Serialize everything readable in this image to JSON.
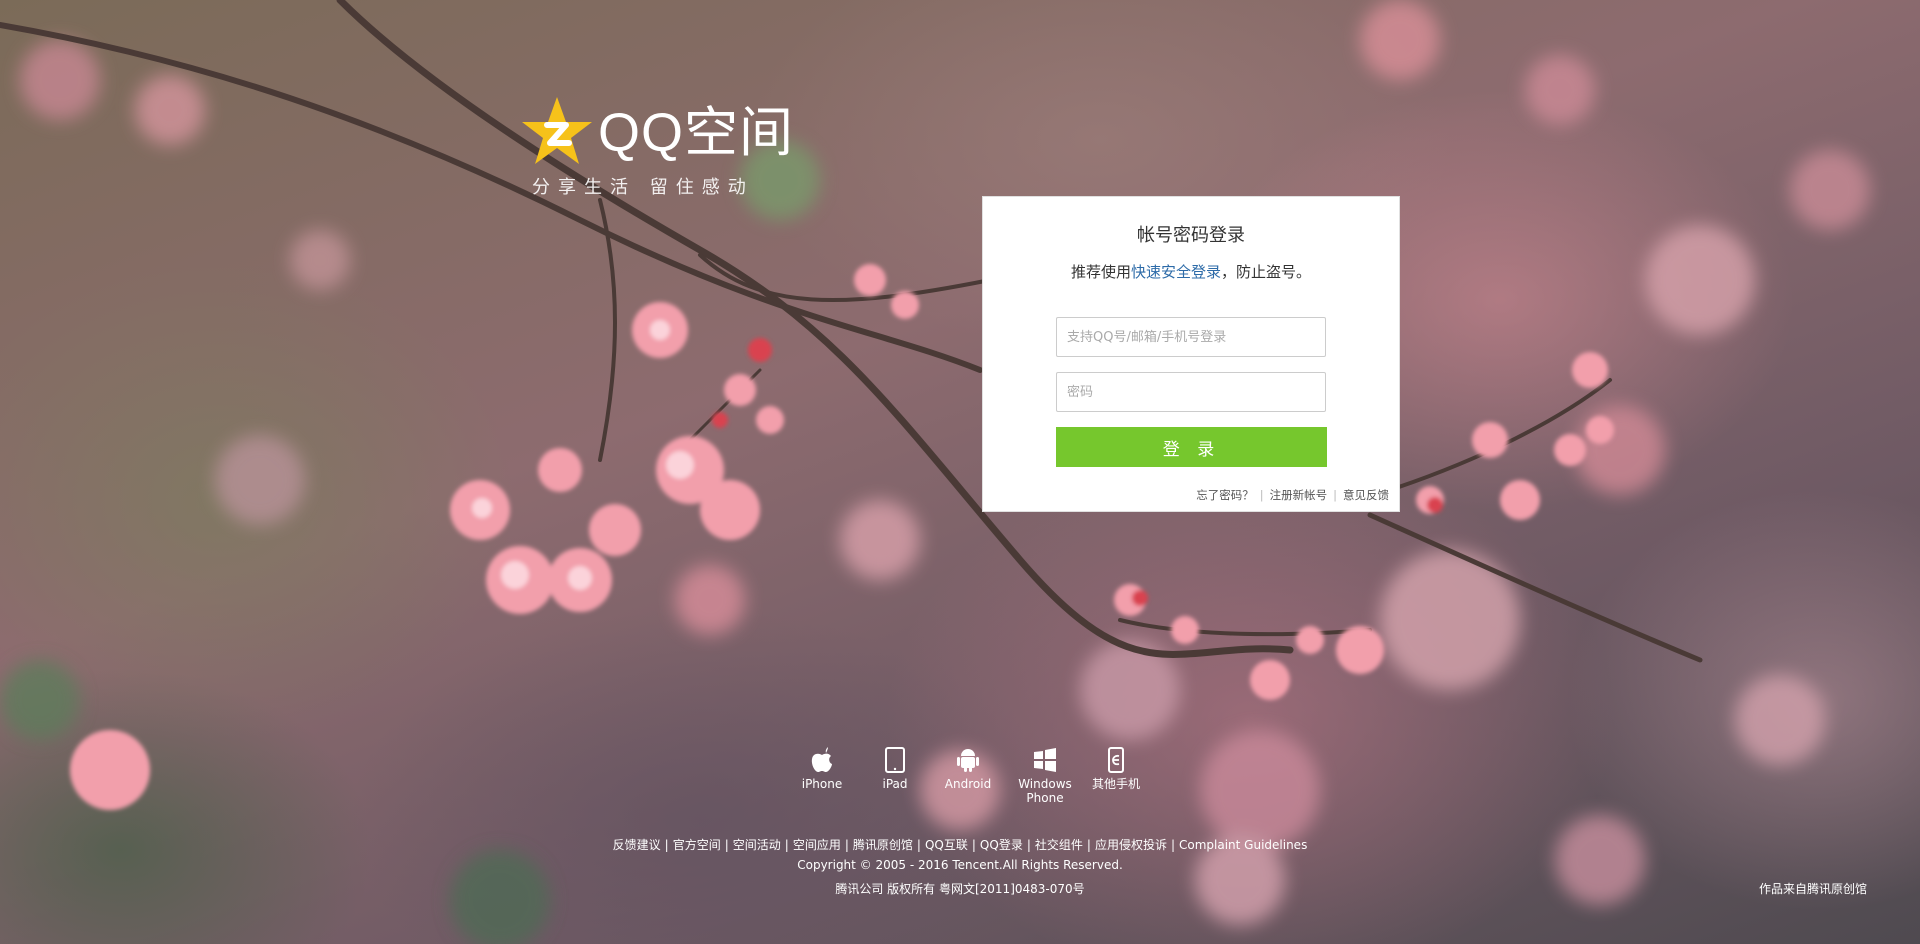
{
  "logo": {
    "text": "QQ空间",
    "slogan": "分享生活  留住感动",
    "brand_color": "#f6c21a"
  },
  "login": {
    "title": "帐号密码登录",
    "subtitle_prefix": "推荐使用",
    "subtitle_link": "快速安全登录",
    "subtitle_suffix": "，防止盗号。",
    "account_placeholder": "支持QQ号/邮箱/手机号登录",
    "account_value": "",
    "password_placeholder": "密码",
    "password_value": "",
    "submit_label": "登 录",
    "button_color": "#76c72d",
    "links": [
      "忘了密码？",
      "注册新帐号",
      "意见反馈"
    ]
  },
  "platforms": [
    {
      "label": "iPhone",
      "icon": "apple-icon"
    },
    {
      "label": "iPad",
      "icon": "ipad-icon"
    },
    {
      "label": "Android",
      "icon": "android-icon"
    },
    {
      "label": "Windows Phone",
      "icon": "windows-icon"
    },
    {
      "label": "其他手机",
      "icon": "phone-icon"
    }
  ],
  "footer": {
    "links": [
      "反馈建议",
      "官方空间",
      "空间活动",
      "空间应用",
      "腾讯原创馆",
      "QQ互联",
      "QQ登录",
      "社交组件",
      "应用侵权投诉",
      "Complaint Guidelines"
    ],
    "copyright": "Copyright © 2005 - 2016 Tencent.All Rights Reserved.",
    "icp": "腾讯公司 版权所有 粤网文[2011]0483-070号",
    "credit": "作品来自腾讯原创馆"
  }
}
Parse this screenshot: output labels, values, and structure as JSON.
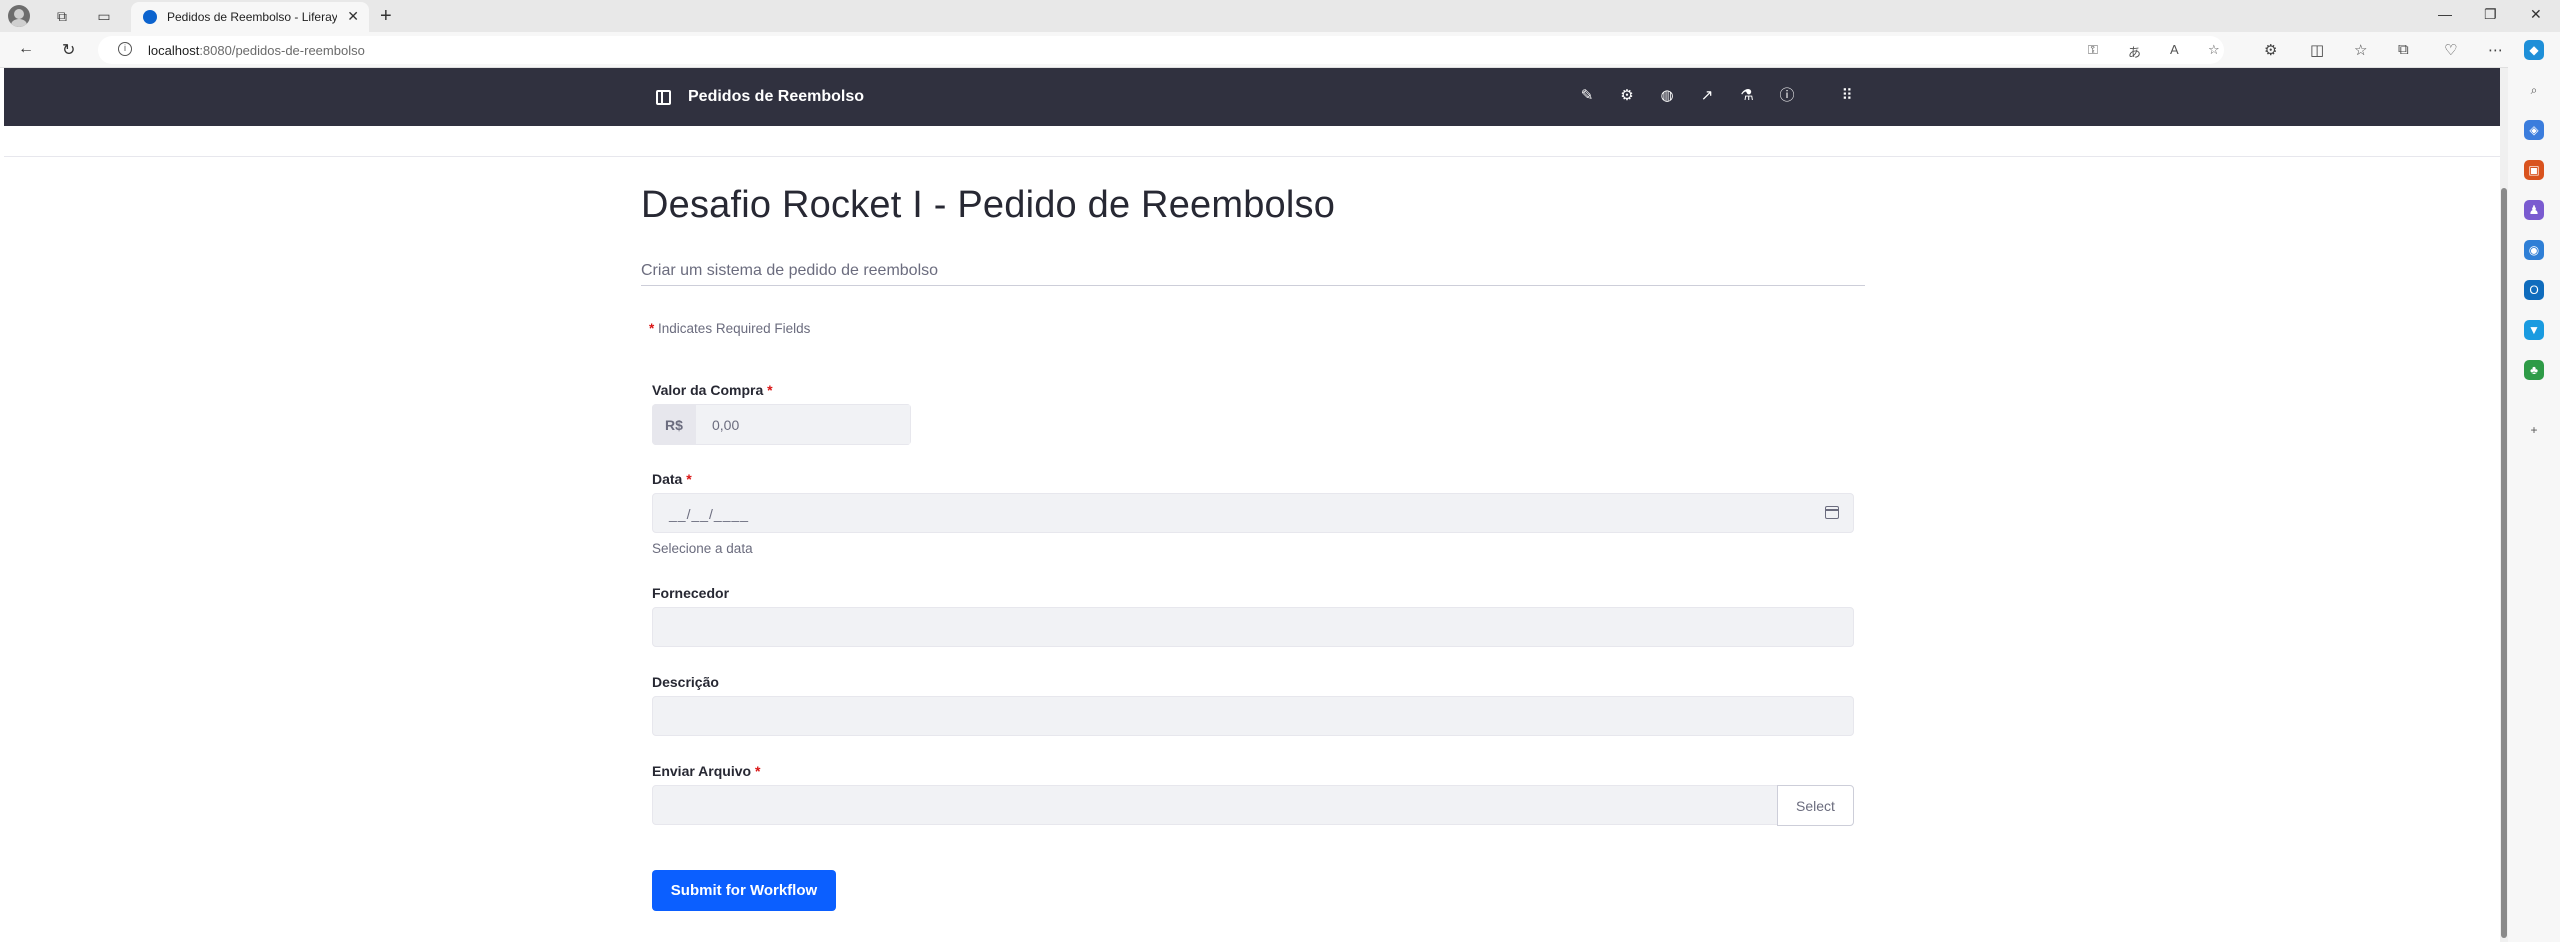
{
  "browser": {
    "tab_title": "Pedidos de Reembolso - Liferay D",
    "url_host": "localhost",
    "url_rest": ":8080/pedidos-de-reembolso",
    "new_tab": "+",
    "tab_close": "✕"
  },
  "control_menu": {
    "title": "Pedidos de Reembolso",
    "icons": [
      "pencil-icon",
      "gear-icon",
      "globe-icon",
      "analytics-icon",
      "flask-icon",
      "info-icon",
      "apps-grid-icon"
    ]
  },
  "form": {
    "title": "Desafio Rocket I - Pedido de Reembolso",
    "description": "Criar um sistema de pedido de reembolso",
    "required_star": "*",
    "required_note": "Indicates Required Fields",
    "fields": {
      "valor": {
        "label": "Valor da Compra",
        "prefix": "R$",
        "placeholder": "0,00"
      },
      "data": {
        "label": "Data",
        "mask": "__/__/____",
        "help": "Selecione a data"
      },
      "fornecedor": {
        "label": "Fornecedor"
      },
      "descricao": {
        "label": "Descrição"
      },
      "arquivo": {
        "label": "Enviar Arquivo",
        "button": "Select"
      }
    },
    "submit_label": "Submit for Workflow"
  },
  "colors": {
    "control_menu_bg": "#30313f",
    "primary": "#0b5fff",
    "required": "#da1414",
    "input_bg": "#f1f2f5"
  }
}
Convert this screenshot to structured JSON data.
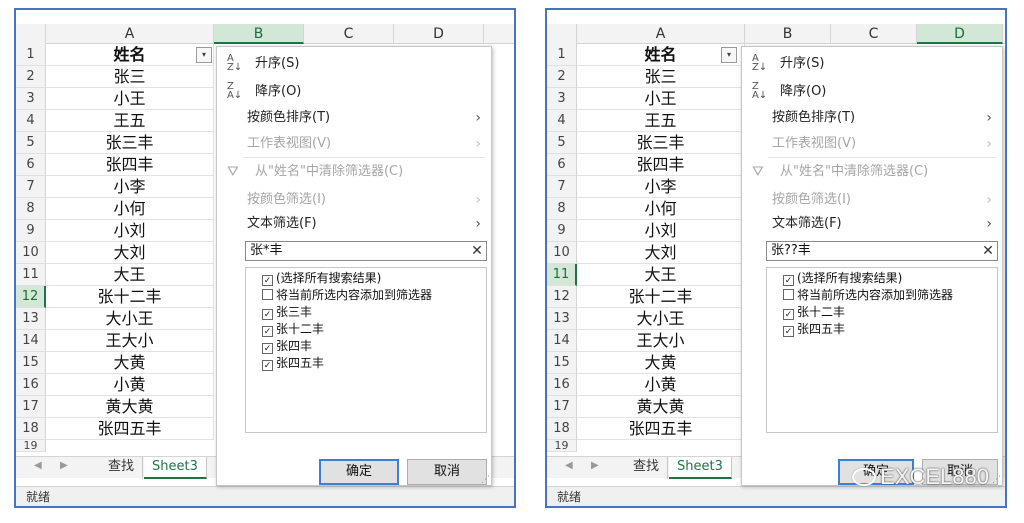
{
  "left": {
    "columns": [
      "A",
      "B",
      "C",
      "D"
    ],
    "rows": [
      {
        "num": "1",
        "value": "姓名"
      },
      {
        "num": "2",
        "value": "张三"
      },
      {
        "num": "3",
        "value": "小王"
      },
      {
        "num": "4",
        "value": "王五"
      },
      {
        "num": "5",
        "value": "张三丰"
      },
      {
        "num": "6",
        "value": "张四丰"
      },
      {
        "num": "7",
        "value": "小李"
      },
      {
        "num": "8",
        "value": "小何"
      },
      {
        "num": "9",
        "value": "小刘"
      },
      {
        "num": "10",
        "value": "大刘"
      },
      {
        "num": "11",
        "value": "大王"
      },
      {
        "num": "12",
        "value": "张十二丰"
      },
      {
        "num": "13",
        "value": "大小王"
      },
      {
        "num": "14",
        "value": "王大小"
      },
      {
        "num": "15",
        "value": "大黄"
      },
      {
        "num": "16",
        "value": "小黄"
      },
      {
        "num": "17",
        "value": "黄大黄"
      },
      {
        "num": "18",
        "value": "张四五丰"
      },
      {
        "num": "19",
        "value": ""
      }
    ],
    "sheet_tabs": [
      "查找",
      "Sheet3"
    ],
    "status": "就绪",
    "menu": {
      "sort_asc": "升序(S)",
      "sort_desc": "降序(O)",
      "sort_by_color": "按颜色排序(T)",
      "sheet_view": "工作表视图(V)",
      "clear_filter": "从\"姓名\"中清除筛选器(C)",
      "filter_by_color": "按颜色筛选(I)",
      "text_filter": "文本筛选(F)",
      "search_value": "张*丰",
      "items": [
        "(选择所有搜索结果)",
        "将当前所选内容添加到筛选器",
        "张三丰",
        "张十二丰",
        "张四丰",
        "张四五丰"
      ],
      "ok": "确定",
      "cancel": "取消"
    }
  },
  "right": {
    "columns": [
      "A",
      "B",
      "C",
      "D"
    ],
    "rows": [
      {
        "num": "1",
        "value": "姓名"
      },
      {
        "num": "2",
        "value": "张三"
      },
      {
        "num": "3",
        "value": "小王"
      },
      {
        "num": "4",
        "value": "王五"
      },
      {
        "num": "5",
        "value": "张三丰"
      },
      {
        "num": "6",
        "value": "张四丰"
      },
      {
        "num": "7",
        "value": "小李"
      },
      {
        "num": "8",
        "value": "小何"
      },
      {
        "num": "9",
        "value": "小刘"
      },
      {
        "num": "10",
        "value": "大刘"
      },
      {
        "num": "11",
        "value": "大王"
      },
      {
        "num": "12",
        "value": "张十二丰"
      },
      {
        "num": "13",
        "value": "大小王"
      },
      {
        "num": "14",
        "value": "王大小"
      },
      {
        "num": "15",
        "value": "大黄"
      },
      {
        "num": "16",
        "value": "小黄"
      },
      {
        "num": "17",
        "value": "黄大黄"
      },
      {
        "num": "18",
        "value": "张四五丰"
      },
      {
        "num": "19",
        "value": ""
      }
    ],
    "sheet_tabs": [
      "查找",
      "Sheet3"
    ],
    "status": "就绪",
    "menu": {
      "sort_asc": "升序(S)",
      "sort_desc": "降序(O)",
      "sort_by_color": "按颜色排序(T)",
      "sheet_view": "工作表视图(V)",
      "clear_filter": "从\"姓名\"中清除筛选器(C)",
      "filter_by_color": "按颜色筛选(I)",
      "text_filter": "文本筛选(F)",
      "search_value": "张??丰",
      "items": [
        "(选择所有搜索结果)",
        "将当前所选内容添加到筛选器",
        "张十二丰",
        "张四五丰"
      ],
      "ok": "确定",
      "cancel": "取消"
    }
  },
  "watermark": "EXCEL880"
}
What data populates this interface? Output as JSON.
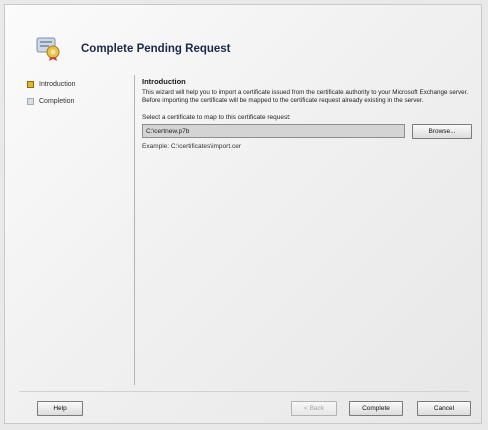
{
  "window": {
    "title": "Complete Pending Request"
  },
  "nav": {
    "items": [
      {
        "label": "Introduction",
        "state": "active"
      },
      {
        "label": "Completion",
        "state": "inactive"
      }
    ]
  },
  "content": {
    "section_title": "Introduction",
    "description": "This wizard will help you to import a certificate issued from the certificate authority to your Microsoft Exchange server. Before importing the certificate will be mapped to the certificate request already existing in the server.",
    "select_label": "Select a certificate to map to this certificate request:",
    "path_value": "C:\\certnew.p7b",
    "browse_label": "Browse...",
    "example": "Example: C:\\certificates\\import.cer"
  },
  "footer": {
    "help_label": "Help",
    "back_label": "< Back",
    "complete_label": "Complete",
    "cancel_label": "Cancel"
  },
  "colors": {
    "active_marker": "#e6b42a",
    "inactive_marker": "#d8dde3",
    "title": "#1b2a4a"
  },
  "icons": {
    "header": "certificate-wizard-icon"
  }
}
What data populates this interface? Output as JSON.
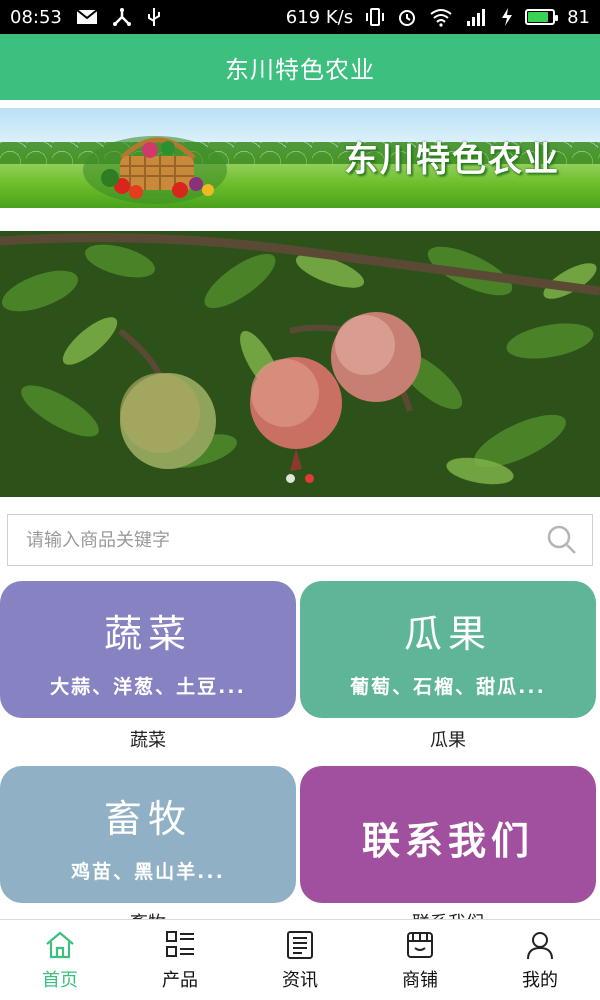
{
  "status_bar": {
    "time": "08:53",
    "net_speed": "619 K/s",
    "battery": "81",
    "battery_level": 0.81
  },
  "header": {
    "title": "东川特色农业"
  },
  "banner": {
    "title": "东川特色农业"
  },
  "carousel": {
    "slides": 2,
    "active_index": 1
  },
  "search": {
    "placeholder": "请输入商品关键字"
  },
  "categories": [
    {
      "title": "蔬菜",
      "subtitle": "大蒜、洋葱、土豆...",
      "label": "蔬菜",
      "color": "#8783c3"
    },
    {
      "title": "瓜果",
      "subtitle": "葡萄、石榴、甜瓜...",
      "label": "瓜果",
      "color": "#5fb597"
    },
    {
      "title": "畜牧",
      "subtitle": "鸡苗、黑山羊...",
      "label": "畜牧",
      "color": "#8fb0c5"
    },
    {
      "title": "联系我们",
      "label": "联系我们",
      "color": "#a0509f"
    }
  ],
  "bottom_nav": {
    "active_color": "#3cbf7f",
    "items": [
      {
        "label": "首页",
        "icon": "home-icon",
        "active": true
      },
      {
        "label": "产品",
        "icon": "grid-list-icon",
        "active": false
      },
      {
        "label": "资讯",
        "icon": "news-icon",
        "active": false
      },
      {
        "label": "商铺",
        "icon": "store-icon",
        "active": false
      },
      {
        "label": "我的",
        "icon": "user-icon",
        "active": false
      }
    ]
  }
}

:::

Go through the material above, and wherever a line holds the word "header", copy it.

SOLUTION >>
    "header": "certificate-wizard-icon"
  "header": {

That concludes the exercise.